WHAT THE TASK REQUIRES: Return all lines of the records that contain the word "true".

Records from a data source:

*** Begin section ***

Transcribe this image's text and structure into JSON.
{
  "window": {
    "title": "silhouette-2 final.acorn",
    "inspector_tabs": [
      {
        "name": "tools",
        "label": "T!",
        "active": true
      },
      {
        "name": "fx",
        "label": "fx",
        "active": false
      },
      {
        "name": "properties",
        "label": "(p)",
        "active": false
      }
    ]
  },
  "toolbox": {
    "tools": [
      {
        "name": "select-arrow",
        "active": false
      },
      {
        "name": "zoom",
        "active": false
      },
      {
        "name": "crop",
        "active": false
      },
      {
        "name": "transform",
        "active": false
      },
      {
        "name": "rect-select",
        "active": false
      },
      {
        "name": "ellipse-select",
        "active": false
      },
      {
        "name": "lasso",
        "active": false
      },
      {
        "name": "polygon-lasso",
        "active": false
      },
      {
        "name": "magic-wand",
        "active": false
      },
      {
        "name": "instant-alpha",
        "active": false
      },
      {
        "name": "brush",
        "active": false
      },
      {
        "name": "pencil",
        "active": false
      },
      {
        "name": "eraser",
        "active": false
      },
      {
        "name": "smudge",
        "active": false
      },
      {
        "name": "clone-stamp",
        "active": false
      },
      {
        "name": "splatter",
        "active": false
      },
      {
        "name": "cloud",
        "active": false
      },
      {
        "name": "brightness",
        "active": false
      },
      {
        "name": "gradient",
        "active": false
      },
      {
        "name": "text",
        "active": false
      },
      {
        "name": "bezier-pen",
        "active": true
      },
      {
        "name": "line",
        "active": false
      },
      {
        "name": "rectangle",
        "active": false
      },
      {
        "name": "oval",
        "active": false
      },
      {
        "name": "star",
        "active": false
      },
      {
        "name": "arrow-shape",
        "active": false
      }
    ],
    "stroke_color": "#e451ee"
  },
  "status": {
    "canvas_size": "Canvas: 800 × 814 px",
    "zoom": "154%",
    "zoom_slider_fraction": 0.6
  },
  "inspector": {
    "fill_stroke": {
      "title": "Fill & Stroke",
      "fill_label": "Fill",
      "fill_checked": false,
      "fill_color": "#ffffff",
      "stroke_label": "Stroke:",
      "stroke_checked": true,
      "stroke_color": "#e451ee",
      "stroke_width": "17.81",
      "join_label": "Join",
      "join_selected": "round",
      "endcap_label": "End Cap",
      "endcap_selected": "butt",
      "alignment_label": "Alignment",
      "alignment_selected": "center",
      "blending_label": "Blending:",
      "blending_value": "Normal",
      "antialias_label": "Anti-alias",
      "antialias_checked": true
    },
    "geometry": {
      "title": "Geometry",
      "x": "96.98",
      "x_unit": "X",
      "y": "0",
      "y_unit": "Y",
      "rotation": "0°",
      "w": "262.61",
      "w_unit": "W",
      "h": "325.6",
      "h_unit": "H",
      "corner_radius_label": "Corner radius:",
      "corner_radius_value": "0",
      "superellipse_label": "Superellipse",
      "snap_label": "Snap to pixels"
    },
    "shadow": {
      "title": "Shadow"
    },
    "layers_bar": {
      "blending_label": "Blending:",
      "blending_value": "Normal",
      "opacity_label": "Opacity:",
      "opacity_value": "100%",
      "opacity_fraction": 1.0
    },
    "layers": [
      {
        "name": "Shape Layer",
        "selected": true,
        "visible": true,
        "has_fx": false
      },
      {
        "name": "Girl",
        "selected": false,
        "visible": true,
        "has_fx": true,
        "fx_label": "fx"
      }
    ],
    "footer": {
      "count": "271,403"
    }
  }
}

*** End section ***

RESPONSE AREA:
        "active": true
        "active": true
      "stroke_checked": true,
      "antialias_checked": true
        "selected": true,
        "visible": true,
        "visible": true,
        "has_fx": true,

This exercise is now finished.